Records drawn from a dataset
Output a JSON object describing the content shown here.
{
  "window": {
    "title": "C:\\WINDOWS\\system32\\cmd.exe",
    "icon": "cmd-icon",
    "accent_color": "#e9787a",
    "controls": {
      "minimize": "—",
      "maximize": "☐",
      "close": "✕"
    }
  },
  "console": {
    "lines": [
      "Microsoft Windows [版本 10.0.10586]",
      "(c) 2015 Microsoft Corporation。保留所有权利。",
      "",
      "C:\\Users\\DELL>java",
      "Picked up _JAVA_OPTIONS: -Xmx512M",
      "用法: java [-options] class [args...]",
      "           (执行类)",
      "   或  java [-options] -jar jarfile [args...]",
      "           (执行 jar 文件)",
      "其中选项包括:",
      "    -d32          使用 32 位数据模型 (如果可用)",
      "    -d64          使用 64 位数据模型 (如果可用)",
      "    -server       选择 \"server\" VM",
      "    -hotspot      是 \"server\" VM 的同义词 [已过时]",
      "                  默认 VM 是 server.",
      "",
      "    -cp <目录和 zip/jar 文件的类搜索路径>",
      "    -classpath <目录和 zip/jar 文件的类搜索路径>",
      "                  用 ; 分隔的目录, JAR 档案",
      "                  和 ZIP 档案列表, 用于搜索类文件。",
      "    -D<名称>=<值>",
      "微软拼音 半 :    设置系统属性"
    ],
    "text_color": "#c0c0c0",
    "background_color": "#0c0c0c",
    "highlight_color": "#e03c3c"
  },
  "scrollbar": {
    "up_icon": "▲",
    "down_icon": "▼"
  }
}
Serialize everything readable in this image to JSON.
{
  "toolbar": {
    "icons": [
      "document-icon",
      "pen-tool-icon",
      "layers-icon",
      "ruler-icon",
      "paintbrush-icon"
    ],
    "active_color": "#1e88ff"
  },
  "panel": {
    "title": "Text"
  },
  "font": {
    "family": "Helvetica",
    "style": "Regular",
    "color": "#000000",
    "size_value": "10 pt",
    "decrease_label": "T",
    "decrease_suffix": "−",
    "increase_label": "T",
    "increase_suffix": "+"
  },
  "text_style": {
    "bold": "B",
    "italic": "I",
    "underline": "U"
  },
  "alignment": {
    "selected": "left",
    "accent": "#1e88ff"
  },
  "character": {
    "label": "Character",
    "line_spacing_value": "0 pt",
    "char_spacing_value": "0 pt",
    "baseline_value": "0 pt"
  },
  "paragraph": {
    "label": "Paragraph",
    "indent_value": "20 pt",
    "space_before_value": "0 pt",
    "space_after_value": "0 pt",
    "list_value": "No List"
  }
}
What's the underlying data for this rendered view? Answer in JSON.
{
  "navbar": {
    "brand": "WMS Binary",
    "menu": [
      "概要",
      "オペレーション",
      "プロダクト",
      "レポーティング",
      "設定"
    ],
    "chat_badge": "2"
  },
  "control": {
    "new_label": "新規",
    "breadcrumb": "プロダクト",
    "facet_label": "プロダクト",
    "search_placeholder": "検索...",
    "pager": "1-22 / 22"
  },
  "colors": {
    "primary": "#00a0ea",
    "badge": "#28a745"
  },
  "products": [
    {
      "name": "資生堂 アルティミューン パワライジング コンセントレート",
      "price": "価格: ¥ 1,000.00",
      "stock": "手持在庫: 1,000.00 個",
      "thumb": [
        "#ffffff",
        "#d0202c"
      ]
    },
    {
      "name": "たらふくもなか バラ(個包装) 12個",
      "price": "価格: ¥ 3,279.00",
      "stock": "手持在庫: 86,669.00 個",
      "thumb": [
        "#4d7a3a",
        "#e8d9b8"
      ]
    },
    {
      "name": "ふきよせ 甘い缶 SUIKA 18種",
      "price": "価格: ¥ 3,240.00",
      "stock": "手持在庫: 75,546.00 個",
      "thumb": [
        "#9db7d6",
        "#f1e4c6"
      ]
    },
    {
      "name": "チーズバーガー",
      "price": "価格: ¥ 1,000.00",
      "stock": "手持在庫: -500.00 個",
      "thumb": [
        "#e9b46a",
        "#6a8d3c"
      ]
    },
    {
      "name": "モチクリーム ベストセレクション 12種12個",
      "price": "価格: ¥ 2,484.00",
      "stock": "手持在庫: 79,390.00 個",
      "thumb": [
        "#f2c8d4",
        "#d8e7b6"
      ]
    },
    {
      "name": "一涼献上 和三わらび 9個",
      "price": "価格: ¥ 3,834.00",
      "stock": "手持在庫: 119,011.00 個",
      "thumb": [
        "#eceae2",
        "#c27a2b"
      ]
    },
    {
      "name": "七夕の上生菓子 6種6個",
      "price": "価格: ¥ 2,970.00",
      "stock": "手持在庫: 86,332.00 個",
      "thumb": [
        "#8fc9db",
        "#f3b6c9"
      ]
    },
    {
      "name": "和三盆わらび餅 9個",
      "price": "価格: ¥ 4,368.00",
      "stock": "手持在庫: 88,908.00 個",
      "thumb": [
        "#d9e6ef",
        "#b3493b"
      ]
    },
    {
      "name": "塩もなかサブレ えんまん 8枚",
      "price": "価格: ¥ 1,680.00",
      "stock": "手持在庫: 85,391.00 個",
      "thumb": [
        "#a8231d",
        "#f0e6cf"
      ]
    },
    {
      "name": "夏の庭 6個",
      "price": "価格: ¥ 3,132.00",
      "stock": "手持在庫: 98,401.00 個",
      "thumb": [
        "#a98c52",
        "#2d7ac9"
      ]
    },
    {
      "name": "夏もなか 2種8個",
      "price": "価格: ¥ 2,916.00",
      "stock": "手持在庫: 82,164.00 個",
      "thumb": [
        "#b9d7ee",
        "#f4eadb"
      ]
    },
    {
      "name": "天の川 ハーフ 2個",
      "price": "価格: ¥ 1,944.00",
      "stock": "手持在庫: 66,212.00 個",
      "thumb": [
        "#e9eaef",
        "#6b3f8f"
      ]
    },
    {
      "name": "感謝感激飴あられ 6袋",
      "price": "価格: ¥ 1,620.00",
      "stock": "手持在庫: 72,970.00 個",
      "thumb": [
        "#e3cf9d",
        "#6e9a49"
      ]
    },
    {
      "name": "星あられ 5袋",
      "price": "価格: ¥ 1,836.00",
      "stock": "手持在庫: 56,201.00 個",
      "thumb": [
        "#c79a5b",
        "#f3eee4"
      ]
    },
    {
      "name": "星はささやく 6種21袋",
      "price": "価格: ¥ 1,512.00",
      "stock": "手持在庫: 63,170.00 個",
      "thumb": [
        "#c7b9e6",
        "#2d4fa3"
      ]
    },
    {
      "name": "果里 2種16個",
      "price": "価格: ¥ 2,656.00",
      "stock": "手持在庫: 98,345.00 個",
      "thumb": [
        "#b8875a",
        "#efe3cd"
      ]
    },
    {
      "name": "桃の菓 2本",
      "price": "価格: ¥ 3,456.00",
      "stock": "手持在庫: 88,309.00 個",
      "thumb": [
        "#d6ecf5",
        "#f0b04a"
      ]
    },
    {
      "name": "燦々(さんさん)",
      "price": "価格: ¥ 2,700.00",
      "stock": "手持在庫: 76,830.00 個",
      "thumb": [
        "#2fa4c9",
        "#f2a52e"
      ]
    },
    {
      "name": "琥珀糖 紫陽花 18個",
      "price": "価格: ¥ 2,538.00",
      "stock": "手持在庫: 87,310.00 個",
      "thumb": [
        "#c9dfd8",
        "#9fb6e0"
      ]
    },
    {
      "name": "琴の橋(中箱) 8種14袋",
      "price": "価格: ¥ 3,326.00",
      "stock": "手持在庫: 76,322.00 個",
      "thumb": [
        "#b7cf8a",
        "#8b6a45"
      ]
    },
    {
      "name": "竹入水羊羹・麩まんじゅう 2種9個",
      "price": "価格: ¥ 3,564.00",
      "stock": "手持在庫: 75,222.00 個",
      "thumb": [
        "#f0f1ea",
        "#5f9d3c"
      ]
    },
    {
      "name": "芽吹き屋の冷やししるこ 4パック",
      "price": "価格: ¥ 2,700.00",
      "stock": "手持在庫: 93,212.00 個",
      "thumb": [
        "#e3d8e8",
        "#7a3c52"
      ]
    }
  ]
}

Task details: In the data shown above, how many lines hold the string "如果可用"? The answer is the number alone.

Your solution: 2